To increase your wealth, every time you catch yourself worrying about bills, focus on the pennies, pounds, dollars or drachmas that you do have (no matter how few.) If you want to get into a relationship, every time you find yourself moping about how you’re not in one, stop and think about the relationships you do have (or have had). The most useful emotion to access when focusing on what you wish to increase is…gratitude.  Use gratitude to increase the flow.

Focus is a mental skill and learning to harness it is akin to acquiring a new skill.  

Let’s consider your children first.  When young athletes are lacking focus, parents/coaches often say things like:  “Get your head in the game!” or “You need to focus out there.”

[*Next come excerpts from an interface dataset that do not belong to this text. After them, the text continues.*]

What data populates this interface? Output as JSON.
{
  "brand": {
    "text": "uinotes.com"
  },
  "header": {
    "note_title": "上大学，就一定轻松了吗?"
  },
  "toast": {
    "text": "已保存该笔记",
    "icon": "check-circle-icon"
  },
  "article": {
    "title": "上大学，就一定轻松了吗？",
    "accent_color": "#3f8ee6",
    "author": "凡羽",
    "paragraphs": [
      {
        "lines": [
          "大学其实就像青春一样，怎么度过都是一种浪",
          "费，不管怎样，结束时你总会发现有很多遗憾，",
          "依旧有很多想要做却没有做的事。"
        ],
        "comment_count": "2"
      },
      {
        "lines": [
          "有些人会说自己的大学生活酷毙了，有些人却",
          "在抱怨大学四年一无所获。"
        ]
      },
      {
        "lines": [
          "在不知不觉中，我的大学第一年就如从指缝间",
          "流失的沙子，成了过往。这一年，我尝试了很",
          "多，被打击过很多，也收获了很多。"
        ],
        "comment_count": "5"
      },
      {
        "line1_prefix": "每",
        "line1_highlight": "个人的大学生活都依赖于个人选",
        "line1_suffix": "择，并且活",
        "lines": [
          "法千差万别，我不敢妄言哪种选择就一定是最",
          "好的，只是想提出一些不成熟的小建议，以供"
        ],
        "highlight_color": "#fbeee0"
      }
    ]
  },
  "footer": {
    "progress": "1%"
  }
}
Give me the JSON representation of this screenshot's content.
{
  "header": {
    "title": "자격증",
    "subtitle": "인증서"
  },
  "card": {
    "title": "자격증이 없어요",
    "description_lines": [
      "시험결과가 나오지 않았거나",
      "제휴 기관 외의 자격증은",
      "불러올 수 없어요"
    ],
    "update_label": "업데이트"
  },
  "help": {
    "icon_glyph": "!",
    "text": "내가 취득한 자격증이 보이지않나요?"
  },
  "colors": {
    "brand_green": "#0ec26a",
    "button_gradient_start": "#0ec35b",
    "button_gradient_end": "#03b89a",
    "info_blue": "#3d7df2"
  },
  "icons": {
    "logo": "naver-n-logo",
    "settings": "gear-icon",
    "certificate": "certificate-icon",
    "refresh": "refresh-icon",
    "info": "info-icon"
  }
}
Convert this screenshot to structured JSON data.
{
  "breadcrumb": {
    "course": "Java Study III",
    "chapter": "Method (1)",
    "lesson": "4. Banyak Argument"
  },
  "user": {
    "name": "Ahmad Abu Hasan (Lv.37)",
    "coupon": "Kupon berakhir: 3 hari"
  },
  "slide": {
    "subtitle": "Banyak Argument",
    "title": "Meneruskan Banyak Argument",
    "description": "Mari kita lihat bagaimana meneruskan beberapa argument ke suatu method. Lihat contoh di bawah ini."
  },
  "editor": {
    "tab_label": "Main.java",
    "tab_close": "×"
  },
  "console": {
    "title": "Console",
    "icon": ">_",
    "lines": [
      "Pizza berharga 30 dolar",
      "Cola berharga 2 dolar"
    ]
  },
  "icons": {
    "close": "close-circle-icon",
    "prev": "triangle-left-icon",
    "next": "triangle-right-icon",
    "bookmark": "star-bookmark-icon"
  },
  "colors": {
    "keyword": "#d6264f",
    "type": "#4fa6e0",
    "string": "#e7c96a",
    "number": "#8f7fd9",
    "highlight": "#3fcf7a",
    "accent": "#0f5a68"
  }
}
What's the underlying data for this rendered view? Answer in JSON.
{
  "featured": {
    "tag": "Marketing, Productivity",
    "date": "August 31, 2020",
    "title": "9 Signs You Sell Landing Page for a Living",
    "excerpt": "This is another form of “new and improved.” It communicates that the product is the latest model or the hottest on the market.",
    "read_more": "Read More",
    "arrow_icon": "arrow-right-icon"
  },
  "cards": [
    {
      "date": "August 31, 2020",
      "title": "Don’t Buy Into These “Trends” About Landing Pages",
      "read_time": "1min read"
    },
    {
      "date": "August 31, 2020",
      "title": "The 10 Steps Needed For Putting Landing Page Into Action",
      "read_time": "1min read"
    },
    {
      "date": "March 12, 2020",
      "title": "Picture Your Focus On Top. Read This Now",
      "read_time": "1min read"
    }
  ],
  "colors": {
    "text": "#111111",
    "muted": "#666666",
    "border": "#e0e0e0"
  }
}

These statements are frustrating to everyone involved and are not particularly useful when we consider that focus is actually a skill that needs to be developed.  When was the last time you were able to master something without first having a step by step process?

Inattention is part of the maturation process.  Our children’s minds (like their heads) are always on a swivel – curious and inquisitive.  These are wonderful attributes we want our children to have – don’t we?  This level of curiosity and wonder is how our species evolved and survived over generations.

If you are looking for a higher degree of focus on the field, then you will need to engage in strategies that actually teach them how to focus.

Let’s stop thinking that our kids are simply lazy or unmotivated.

How can you help develop the skill of focus?

Start by being more specific and tactical – tell them what to focus on – specifically.

The emotional part of
our brains literally needs to be led.  If left to it’s own devices, it will run amok like a 2 year old child.

When you are
looking for greater attention, invite your athletes to consider:

What their body needs to do to perform at peak levels.  

What their teammates are doing and communicating.

The present moment

Instead of shouting at them to get their head back in the game, try something like this:

 “Sam, think about your body right now – what are you feeling? Any aches or pains? How’s your energy? What do you see on the field out there? What do you hear?”







By spending a bit of time re-directing attention with specific questions, we are able to strategically nurture the mental skill of greater focus.

Now imagine….

How this information could benefit an employee.  What if instead of assuming they were lazy, we took responsibility for helping them develop this critical life skill with specific focused questions?